LAST UPDATED: 11:35 a.m. HST, Feb 12, 2014
Every year, with every dancer, skirt and lei in place, kumu hula Mapuana de Silva’s Halau Mohala ‘Ilima makes a strong showing at the Merrie Monarch Festival.
This is the 33rd consecutive year de Silva is bringing her halau to the prestigious event, which is unusual since halau often take breaks because of the demanding preparation necessary.
But for de Silva, it isn’t so much about the competition as it is about teaching the pillars of hula to her haumana (students) year-round, with Merrie Monarch as a part of that mission.
Every year she returns to the festival is part of an ongoing journey.
“Every single year is significant,” she said. “Every single dancer is significant.”
With 14 weekly classes for some 300 students, including women, men, boys and girls, de Silva’s calendar is full.
“We teach traditional hula the way it was taught to me, with the values of the elders as they shared it with me,” de Silva said.
De Silva’s work as a kumu hula is to instill these values in her students and to teach the dances and chants as she learned them so they will live on in future generations.
This includes a repertoire of certain mele as well as chants that celebrate Hawaii’s land and people, and a body of knowledge that form the foundation for hula. De Silva’s halau also teaches love, reverence, discipline and commitment to excellence through hula.
Once that foundation has been established, then you can be creative, she says.
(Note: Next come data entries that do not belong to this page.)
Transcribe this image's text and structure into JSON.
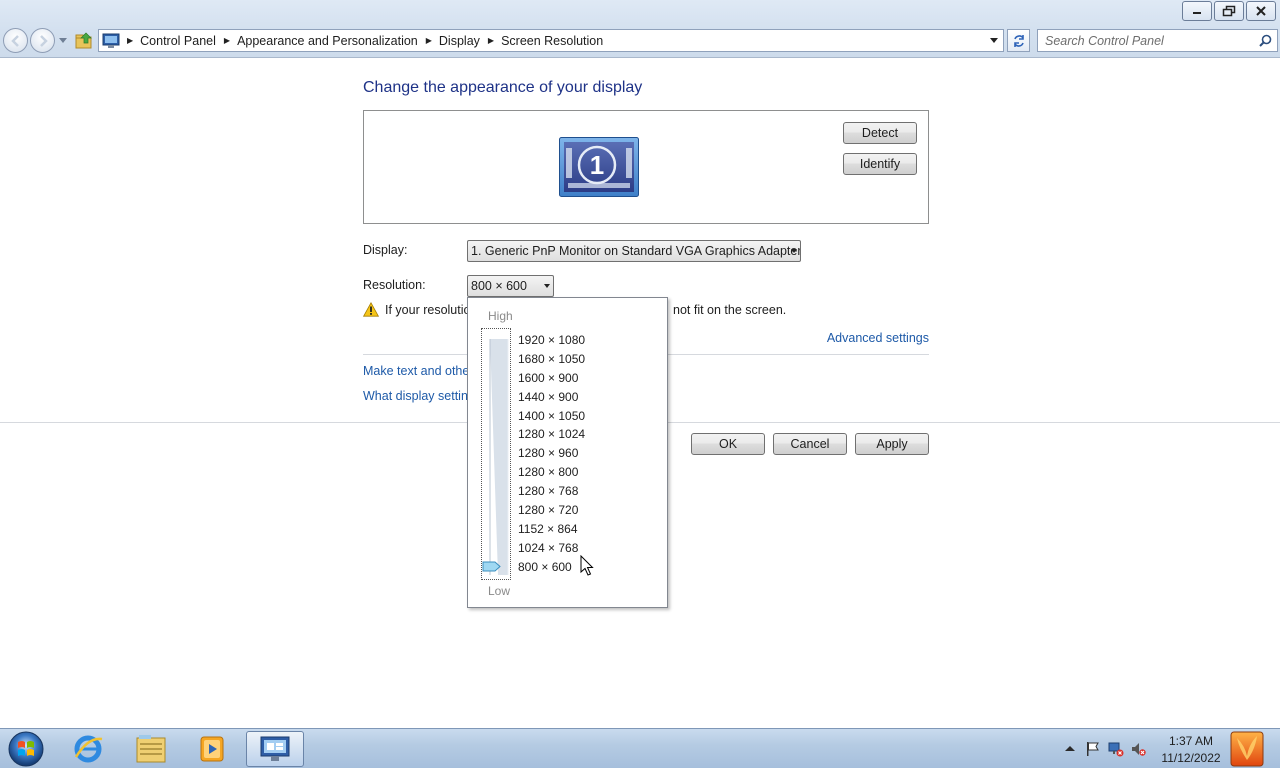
{
  "window": {
    "caption_buttons": [
      "minimize-icon",
      "restore-icon",
      "close-icon"
    ]
  },
  "nav": {
    "breadcrumbs": [
      "Control Panel",
      "Appearance and Personalization",
      "Display",
      "Screen Resolution"
    ],
    "search_placeholder": "Search Control Panel"
  },
  "main": {
    "title": "Change the appearance of your display",
    "monitor_number": "1",
    "detect_label": "Detect",
    "identify_label": "Identify",
    "display_label": "Display:",
    "display_value": "1. Generic PnP Monitor on Standard VGA Graphics Adapter",
    "resolution_label": "Resolution:",
    "resolution_value": "800 × 600",
    "warning_text_start": "If your resolutio",
    "warning_text_end": "not fit on the screen.",
    "advanced_link": "Advanced settings",
    "text_size_link": "Make text and other",
    "display_settings_link": "What display setting",
    "ok_label": "OK",
    "cancel_label": "Cancel",
    "apply_label": "Apply"
  },
  "resolution_popup": {
    "high_label": "High",
    "low_label": "Low",
    "options": [
      "1920 × 1080",
      "1680 × 1050",
      "1600 × 900",
      "1440 × 900",
      "1400 × 1050",
      "1280 × 1024",
      "1280 × 960",
      "1280 × 800",
      "1280 × 768",
      "1280 × 720",
      "1152 × 864",
      "1024 × 768",
      "800 × 600"
    ],
    "selected_index": 12
  },
  "taskbar": {
    "pinned": [
      "internet-explorer-icon",
      "windows-explorer-icon",
      "media-player-icon",
      "control-panel-icon"
    ],
    "clock_time": "1:37 AM",
    "clock_date": "11/12/2022"
  },
  "colors": {
    "title_blue": "#1e3287",
    "link_blue": "#1e5aa8",
    "taskbar": "#b5cbe3"
  }
}
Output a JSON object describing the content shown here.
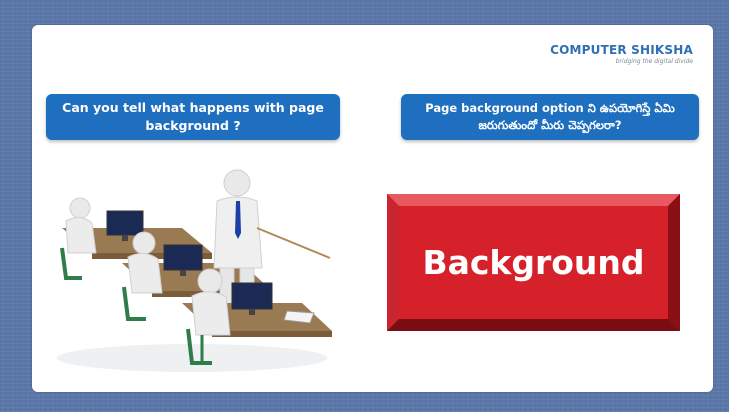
{
  "logo": {
    "text_part1": "C",
    "text_part2": "OMPUTER SHIKSHA",
    "tagline": "bridging the digital divide"
  },
  "question_en": "Can you tell what happens with page background ?",
  "question_te": "Page background option ని ఉపయోగిస్తే ఏమి జరుగుతుందో మీరు చెప్పగలరా?",
  "button_label": "Background",
  "colors": {
    "slide_background": "#5b76a8",
    "question_box": "#1f6fc0",
    "button_red": "#d6202a",
    "logo_blue": "#2f6fb3"
  },
  "illustration": {
    "icon": "classroom-computer-lab-icon"
  }
}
But that creativity has to start with a strong foundation.
As de Silva says: “Hula isn’t a supermarket where you pick and choose what you want to do and what you want to teach. You have to teach it at the right time, to those who are ready, and you have to teach it the way it was given.”
Only certain students, when they are ready, will learn to dance with an ipu heke (two gourds joined together and used to keep rhythm) or puniu (knee drum), she said. Students must also earn the right to make a lei hulu (feather lei) for hula.
Hula requires commitment and a level of dedication. For many students, it eventually becomes a way of life.
In a testament to the halau’s work, 31 former graduates in the last three decades have become kumu hula and 130 are olapa (experienced dancers).
The dancers are from all walks of life — teachers, lawyers, university students, police detectives, nurses and small-business owners — who become keepers of the culture.
De Silva graduated as a kumu hula from Maiki Aiu Lake in 1975. She opened Halau Mohala ‘Ilima a year later, continuing her studies under other mentors, including Lani Kalama, Sally Wood Naluai and Pat Namaka Bacon.
“One of the important reasons to enter Merrie Monarch is so people around the world will know what this tradition of hula is,” de Silva said. “It’s what I learned and it’s my hula genealogy.”